- **EXERCISE GOAL**:
What you return must match the data below exactly, minus any pictures.

---

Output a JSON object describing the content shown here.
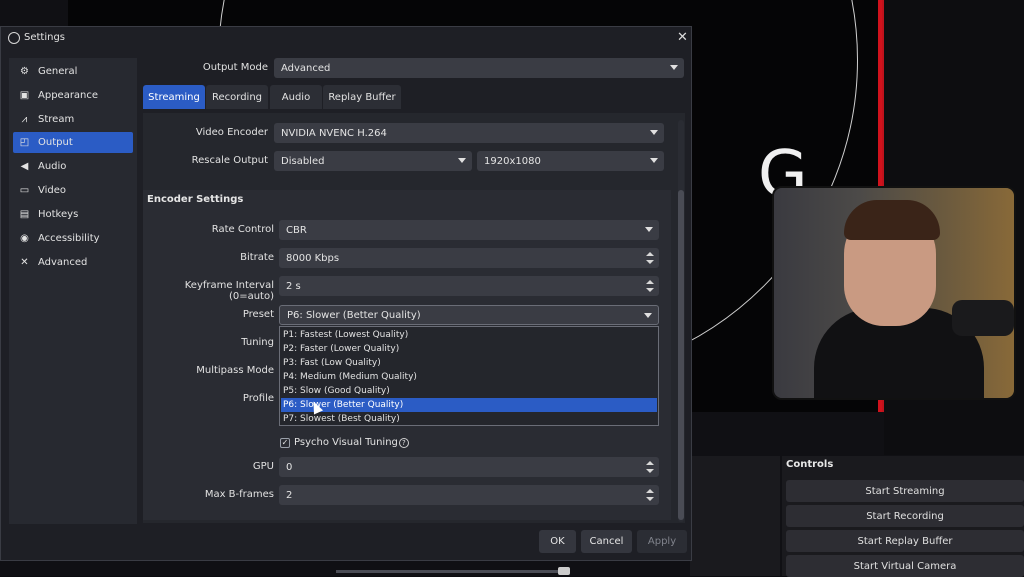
{
  "window": {
    "title": "Settings"
  },
  "sidebar": {
    "items": [
      {
        "label": "General",
        "icon": "gear-icon"
      },
      {
        "label": "Appearance",
        "icon": "palette-icon"
      },
      {
        "label": "Stream",
        "icon": "broadcast-icon"
      },
      {
        "label": "Output",
        "icon": "output-icon"
      },
      {
        "label": "Audio",
        "icon": "speaker-icon"
      },
      {
        "label": "Video",
        "icon": "monitor-icon"
      },
      {
        "label": "Hotkeys",
        "icon": "keyboard-icon"
      },
      {
        "label": "Accessibility",
        "icon": "accessibility-icon"
      },
      {
        "label": "Advanced",
        "icon": "tools-icon"
      }
    ],
    "active_index": 3
  },
  "output_mode": {
    "label": "Output Mode",
    "value": "Advanced"
  },
  "tabs": [
    "Streaming",
    "Recording",
    "Audio",
    "Replay Buffer"
  ],
  "streaming": {
    "video_encoder": {
      "label": "Video Encoder",
      "value": "NVIDIA NVENC H.264"
    },
    "rescale_output": {
      "label": "Rescale Output",
      "value": "Disabled",
      "resolution": "1920x1080"
    }
  },
  "encoder_settings": {
    "heading": "Encoder Settings",
    "rate_control": {
      "label": "Rate Control",
      "value": "CBR"
    },
    "bitrate": {
      "label": "Bitrate",
      "value": "8000 Kbps"
    },
    "keyframe_interval": {
      "label": "Keyframe Interval (0=auto)",
      "value": "2 s"
    },
    "preset": {
      "label": "Preset",
      "value": "P6: Slower (Better Quality)"
    },
    "tuning": {
      "label": "Tuning"
    },
    "multipass": {
      "label": "Multipass Mode"
    },
    "profile": {
      "label": "Profile"
    },
    "psycho_visual": {
      "label": "Psycho Visual Tuning",
      "checked": true
    },
    "gpu": {
      "label": "GPU",
      "value": "0"
    },
    "max_bframes": {
      "label": "Max B-frames",
      "value": "2"
    }
  },
  "preset_dropdown": {
    "options": [
      "P1: Fastest (Lowest Quality)",
      "P2: Faster (Lower Quality)",
      "P3: Fast (Low Quality)",
      "P4: Medium (Medium Quality)",
      "P5: Slow (Good Quality)",
      "P6: Slower (Better Quality)",
      "P7: Slowest (Best Quality)"
    ],
    "selected_index": 5
  },
  "footer": {
    "ok": "OK",
    "cancel": "Cancel",
    "apply": "Apply"
  },
  "controls": {
    "title": "Controls",
    "buttons": [
      "Start Streaming",
      "Start Recording",
      "Start Replay Buffer",
      "Start Virtual Camera"
    ]
  },
  "colors": {
    "accent": "#2b5cc5",
    "scene_red": "#d0121c"
  }
}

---

- **ANSWER BOX**:
Output a JSON object describing the content shown here.
{
  "window": {
    "title": "Settings"
  },
  "sidebar": {
    "items": [
      {
        "label": "General",
        "icon": "gear-icon"
      },
      {
        "label": "Appearance",
        "icon": "palette-icon"
      },
      {
        "label": "Stream",
        "icon": "broadcast-icon"
      },
      {
        "label": "Output",
        "icon": "output-icon"
      },
      {
        "label": "Audio",
        "icon": "speaker-icon"
      },
      {
        "label": "Video",
        "icon": "monitor-icon"
      },
      {
        "label": "Hotkeys",
        "icon": "keyboard-icon"
      },
      {
        "label": "Accessibility",
        "icon": "accessibility-icon"
      },
      {
        "label": "Advanced",
        "icon": "tools-icon"
      }
    ],
    "active_index": 3
  },
  "output_mode": {
    "label": "Output Mode",
    "value": "Advanced"
  },
  "tabs": [
    "Streaming",
    "Recording",
    "Audio",
    "Replay Buffer"
  ],
  "streaming": {
    "video_encoder": {
      "label": "Video Encoder",
      "value": "NVIDIA NVENC H.264"
    },
    "rescale_output": {
      "label": "Rescale Output",
      "value": "Disabled",
      "resolution": "1920x1080"
    }
  },
  "encoder_settings": {
    "heading": "Encoder Settings",
    "rate_control": {
      "label": "Rate Control",
      "value": "CBR"
    },
    "bitrate": {
      "label": "Bitrate",
      "value": "8000 Kbps"
    },
    "keyframe_interval": {
      "label": "Keyframe Interval (0=auto)",
      "value": "2 s"
    },
    "preset": {
      "label": "Preset",
      "value": "P6: Slower (Better Quality)"
    },
    "tuning": {
      "label": "Tuning"
    },
    "multipass": {
      "label": "Multipass Mode"
    },
    "profile": {
      "label": "Profile"
    },
    "psycho_visual": {
      "label": "Psycho Visual Tuning",
      "checked": true
    },
    "gpu": {
      "label": "GPU",
      "value": "0"
    },
    "max_bframes": {
      "label": "Max B-frames",
      "value": "2"
    }
  },
  "preset_dropdown": {
    "options": [
      "P1: Fastest (Lowest Quality)",
      "P2: Faster (Lower Quality)",
      "P3: Fast (Low Quality)",
      "P4: Medium (Medium Quality)",
      "P5: Slow (Good Quality)",
      "P6: Slower (Better Quality)",
      "P7: Slowest (Best Quality)"
    ],
    "selected_index": 5
  },
  "footer": {
    "ok": "OK",
    "cancel": "Cancel",
    "apply": "Apply"
  },
  "controls": {
    "title": "Controls",
    "buttons": [
      "Start Streaming",
      "Start Recording",
      "Start Replay Buffer",
      "Start Virtual Camera"
    ]
  },
  "colors": {
    "accent": "#2b5cc5",
    "scene_red": "#d0121c"
  }
}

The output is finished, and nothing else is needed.